Love languages, you’ve probably heard of this concept. If not, it’s stemming from the book ‘The five love languages: how to express heartfelt commitment to your mate’ by Gary Chapman. In 1992 he distinguished 5 different ways of expressing and receiving love: quality time, acts of service, words of affirmation, physical touch, and gifts. The idea is that we each have a preferred category and knowing this can help us communicate our needs to our loved ones and also understand our partners (or friends and family) better. If you’re now curious about Chapman’s categories and which one makes your heart beat faster, you can take an online quiz here.

Today, I was thinking about this concept in a more general sense. Specifically, I was thinking if knowing how we feel most loved and appreciated by others could help us connect more deeply with ourselves. Especially in these weird lockdown times, it’s really valuable to look at how you spend your time alone and think about ways that would make it more fulfilling. That’s why I wrote done the following two questions for myself:

  1. How do I feel most appreciated and loved by my loved ones?
  2. How can I apply this to my time alone?

Answering these seemingly simple questions on paper provided me with more clarity and a new idea.  I definitely recommend you doing the same! I will share my answers with you as an example:

In this moment in my life, I feel most appreciated and loved when I’m asked interesting, fun or deep questions about myself and there being the time and peace to elaborately discuss them together. While thinking about my answer to this question, a memory popped up from when I was in Sri Lanka with dear friends. One of them had this tiny booklet filled with random personal questions to ask loved ones. During a long bus ride one afternoon, we decided to ‘play this game’ in a group of three. Even though we already knew each other quite well, we connected on a new level. I felt so energetic, inspired and loved in that moment. The same thing happens to me when phone calls, meet-ups or dates go past the usual catch-up and standard questions. Translating these memories and feelings into an answer made me more aware of myself and my needs.

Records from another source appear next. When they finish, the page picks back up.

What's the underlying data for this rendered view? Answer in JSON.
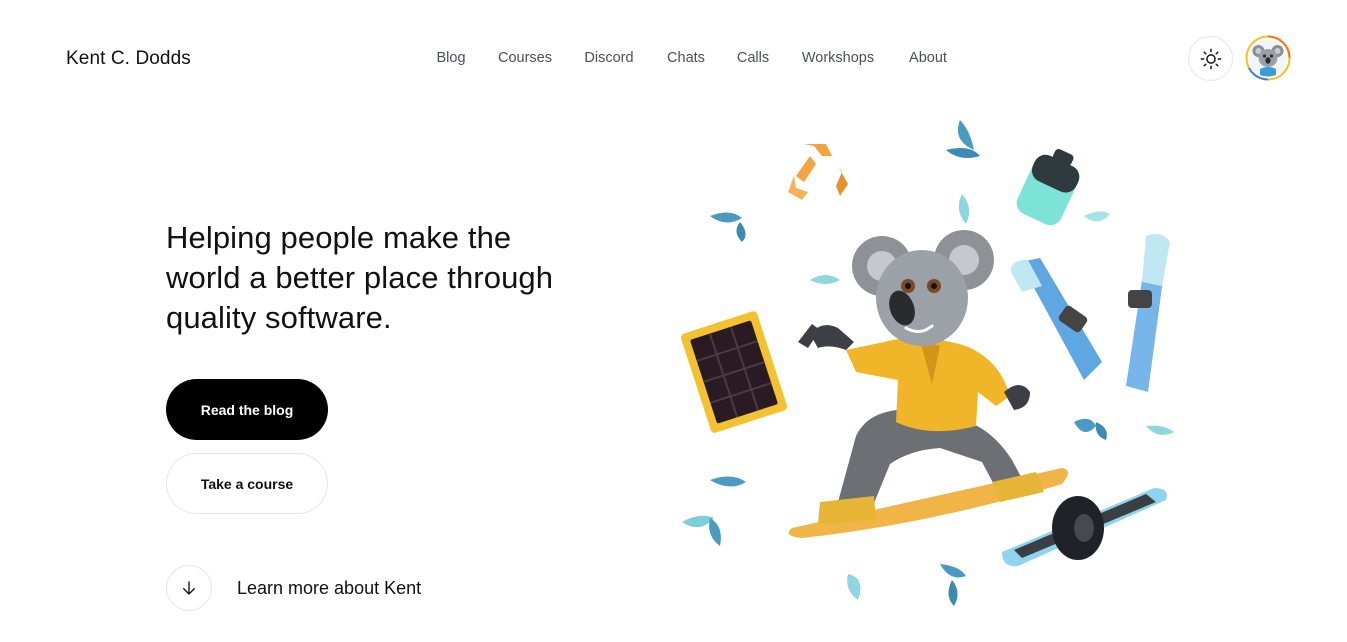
{
  "header": {
    "brand": "Kent C. Dodds",
    "nav": [
      {
        "label": "Blog"
      },
      {
        "label": "Courses"
      },
      {
        "label": "Discord"
      },
      {
        "label": "Chats"
      },
      {
        "label": "Calls"
      },
      {
        "label": "Workshops"
      },
      {
        "label": "About"
      }
    ],
    "theme_toggle_icon": "sun-icon",
    "avatar_icon": "koala-avatar"
  },
  "hero": {
    "headline": "Helping people make the world a better place through quality software.",
    "primary_cta": "Read the blog",
    "secondary_cta": "Take a course",
    "learn_more": "Learn more about Kent",
    "learn_more_icon": "arrow-down-icon",
    "illustration": "koala-snowboarding-illustration"
  },
  "colors": {
    "primary_button_bg": "#000000",
    "border": "#e5e7eb",
    "nav_text": "#4b4f56",
    "avatar_ring": [
      "#f97316",
      "#3b82f6",
      "#fbbf24"
    ]
  }
}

Question two brought me the idea to connect my current love language to my love for writing. I’ve always enjoyed answering original journal prompts and creative writing assignments, but I spend very little time doing it. Seeing that this type of activity is what I long for in relationships, made me realize I want to make more time doing it as a solo activity. It’s different than doing it through conversation with others, but it does fulfill me creatively and helps me connect to myself.

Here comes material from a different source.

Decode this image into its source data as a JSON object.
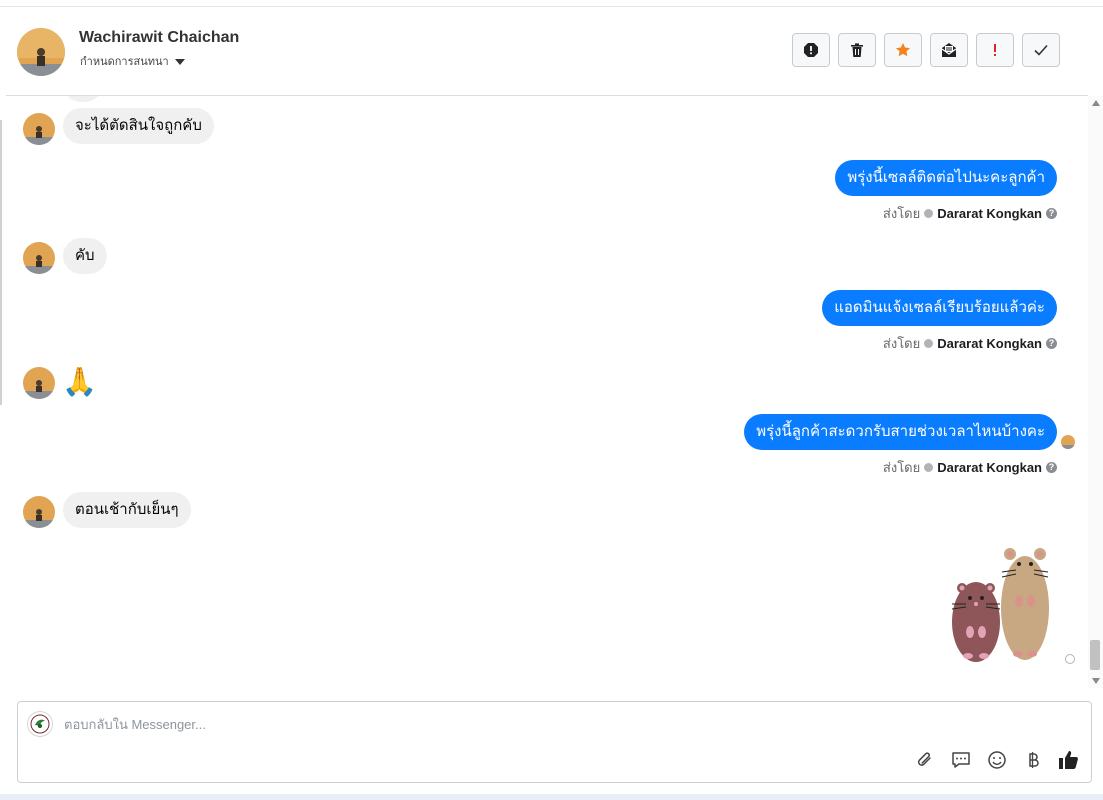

I got new inspiration from these journal prompts and maybe you will as well! And if you’re unable to translate your love language into a solo activity, shoot me a message and we’ll see what we can come up with together.

Lots of love,